Instructions for the task –
Wherever a picture appears, skip it and retype the rest of the data exactly.

Provided data –
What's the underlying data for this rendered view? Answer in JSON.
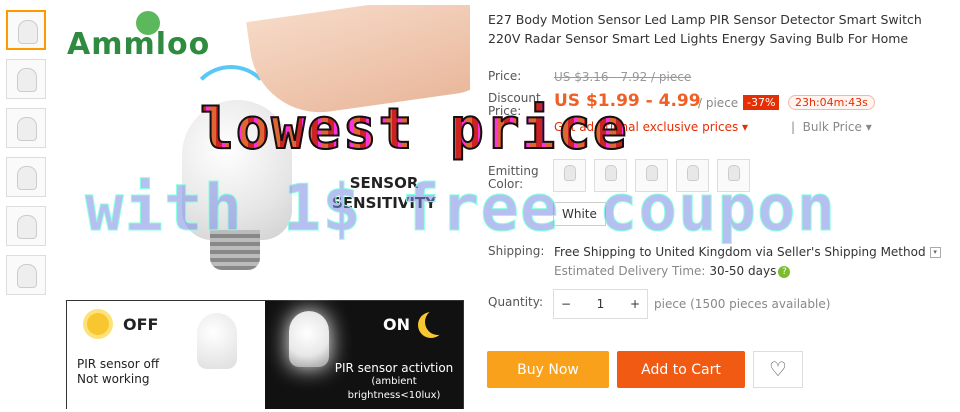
{
  "brand": "Ammloo",
  "thumbnails": [
    "thumb-1",
    "thumb-2",
    "thumb-3",
    "thumb-4",
    "thumb-5",
    "thumb-6"
  ],
  "main_image": {
    "sensor_text": [
      "SENSOR",
      "SENSITIVITY"
    ],
    "off_label": "OFF",
    "on_label": "ON",
    "pir_off_line1": "PIR sensor off",
    "pir_off_line2": "Not working",
    "pir_on_line1": "PIR sensor activtion",
    "pir_on_line2": "(ambient brightness<10lux)"
  },
  "overlay": {
    "line1": "lowest price",
    "line2": "with 1$ free coupon"
  },
  "product": {
    "title": "E27 Body Motion Sensor Led Lamp PIR Sensor Detector Smart Switch 220V Radar Sensor Smart Led Lights Energy Saving Bulb For Home"
  },
  "pricing": {
    "price_label": "Price:",
    "original_price": "US $3.16 - 7.92 / piece",
    "discount_label": "Discount Price:",
    "discount_price": "US $1.99 - 4.99",
    "per_piece": "/ piece",
    "discount_pct": "-37%",
    "timer": "23h:04m:43s",
    "exclusive_prices": "Get additional exclusive prices",
    "bulk_price": "Bulk Price"
  },
  "emitting_color": {
    "label": "Emitting Color:",
    "options": [
      "opt1",
      "opt2",
      "opt3",
      "opt4",
      "opt5"
    ],
    "selected": "White"
  },
  "shipping": {
    "label": "Shipping:",
    "text_bold": "Free Shipping",
    "text_rest": " to United Kingdom via Seller's Shipping Method",
    "estimated_label": "Estimated Delivery Time:",
    "estimated_value": "30-50 days"
  },
  "quantity": {
    "label": "Quantity:",
    "value": "1",
    "available": "piece (1500 pieces available)"
  },
  "actions": {
    "buy_now": "Buy Now",
    "add_to_cart": "Add to Cart"
  }
}
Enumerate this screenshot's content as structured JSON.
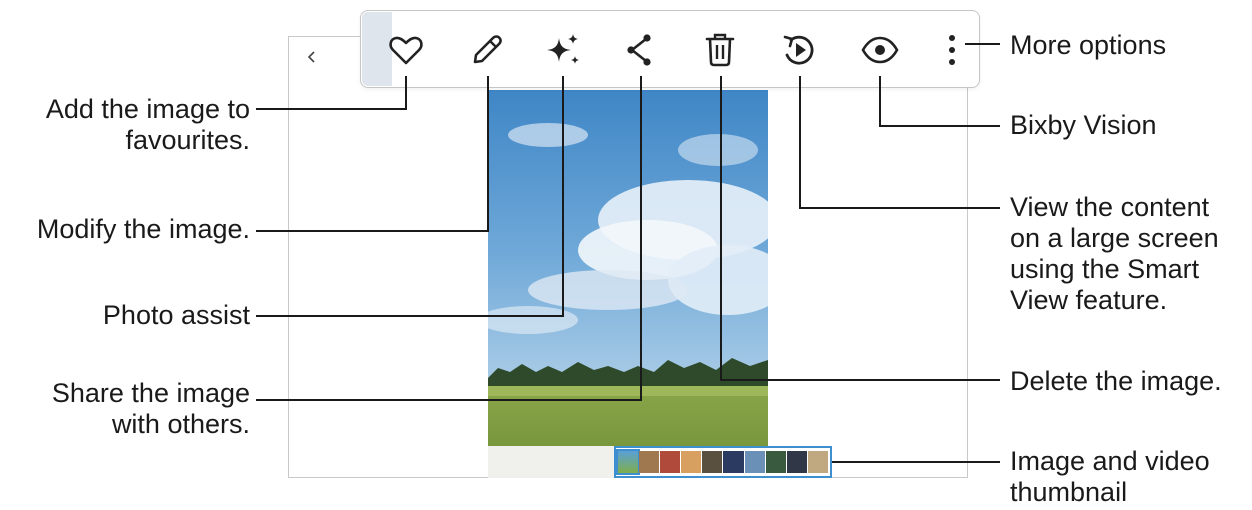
{
  "toolbar": {
    "buttons": [
      {
        "icon": "heart-icon",
        "name": "favourite-button"
      },
      {
        "icon": "pencil-icon",
        "name": "edit-button"
      },
      {
        "icon": "sparkle-icon",
        "name": "photo-assist-button"
      },
      {
        "icon": "share-icon",
        "name": "share-button"
      },
      {
        "icon": "trash-icon",
        "name": "delete-button"
      },
      {
        "icon": "smart-view-icon",
        "name": "smart-view-button"
      },
      {
        "icon": "eye-icon",
        "name": "bixby-vision-button"
      },
      {
        "icon": "more-vertical-icon",
        "name": "more-options-button"
      }
    ]
  },
  "callouts": {
    "favourites": {
      "line1": "Add the image to",
      "line2": "favourites."
    },
    "modify": "Modify the image.",
    "photo_assist": "Photo assist",
    "share": {
      "line1": "Share the image",
      "line2": "with others."
    },
    "more_options": "More options",
    "bixby_vision": "Bixby Vision",
    "smart_view": {
      "line1": "View the content",
      "line2": "on a large screen",
      "line3": "using the Smart",
      "line4": "View feature."
    },
    "delete": "Delete the image.",
    "thumbnail": {
      "line1": "Image and video",
      "line2": "thumbnail"
    }
  },
  "colors": {
    "accent": "#3d8fd0",
    "line": "#1a1a1a",
    "toolbar_highlight": "#dfe5ec"
  },
  "icons": {
    "back": "chevron-left-icon"
  }
}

Output for this exercise –
What's the underlying data for this rendered view? Answer in JSON.
{
  "brand": "Ammloo",
  "thumbnails": [
    "thumb-1",
    "thumb-2",
    "thumb-3",
    "thumb-4",
    "thumb-5",
    "thumb-6"
  ],
  "main_image": {
    "sensor_text": [
      "SENSOR",
      "SENSITIVITY"
    ],
    "off_label": "OFF",
    "on_label": "ON",
    "pir_off_line1": "PIR sensor off",
    "pir_off_line2": "Not working",
    "pir_on_line1": "PIR sensor activtion",
    "pir_on_line2": "(ambient brightness<10lux)"
  },
  "overlay": {
    "line1": "lowest price",
    "line2": "with 1$ free coupon"
  },
  "product": {
    "title": "E27 Body Motion Sensor Led Lamp PIR Sensor Detector Smart Switch 220V Radar Sensor Smart Led Lights Energy Saving Bulb For Home"
  },
  "pricing": {
    "price_label": "Price:",
    "original_price": "US $3.16 - 7.92 / piece",
    "discount_label": "Discount Price:",
    "discount_price": "US $1.99 - 4.99",
    "per_piece": "/ piece",
    "discount_pct": "-37%",
    "timer": "23h:04m:43s",
    "exclusive_prices": "Get additional exclusive prices",
    "bulk_price": "Bulk Price"
  },
  "emitting_color": {
    "label": "Emitting Color:",
    "options": [
      "opt1",
      "opt2",
      "opt3",
      "opt4",
      "opt5"
    ],
    "selected": "White"
  },
  "shipping": {
    "label": "Shipping:",
    "text_bold": "Free Shipping",
    "text_rest": " to United Kingdom via Seller's Shipping Method",
    "estimated_label": "Estimated Delivery Time:",
    "estimated_value": "30-50 days"
  },
  "quantity": {
    "label": "Quantity:",
    "value": "1",
    "available": "piece (1500 pieces available)"
  },
  "actions": {
    "buy_now": "Buy Now",
    "add_to_cart": "Add to Cart"
  }
}
Enumerate this screenshot's content as structured JSON.
{
  "toolbar": {
    "buttons": [
      {
        "icon": "heart-icon",
        "name": "favourite-button"
      },
      {
        "icon": "pencil-icon",
        "name": "edit-button"
      },
      {
        "icon": "sparkle-icon",
        "name": "photo-assist-button"
      },
      {
        "icon": "share-icon",
        "name": "share-button"
      },
      {
        "icon": "trash-icon",
        "name": "delete-button"
      },
      {
        "icon": "smart-view-icon",
        "name": "smart-view-button"
      },
      {
        "icon": "eye-icon",
        "name": "bixby-vision-button"
      },
      {
        "icon": "more-vertical-icon",
        "name": "more-options-button"
      }
    ]
  },
  "callouts": {
    "favourites": {
      "line1": "Add the image to",
      "line2": "favourites."
    },
    "modify": "Modify the image.",
    "photo_assist": "Photo assist",
    "share": {
      "line1": "Share the image",
      "line2": "with others."
    },
    "more_options": "More options",
    "bixby_vision": "Bixby Vision",
    "smart_view": {
      "line1": "View the content",
      "line2": "on a large screen",
      "line3": "using the Smart",
      "line4": "View feature."
    },
    "delete": "Delete the image.",
    "thumbnail": {
      "line1": "Image and video",
      "line2": "thumbnail"
    }
  },
  "colors": {
    "accent": "#3d8fd0",
    "line": "#1a1a1a",
    "toolbar_highlight": "#dfe5ec"
  },
  "icons": {
    "back": "chevron-left-icon"
  }
}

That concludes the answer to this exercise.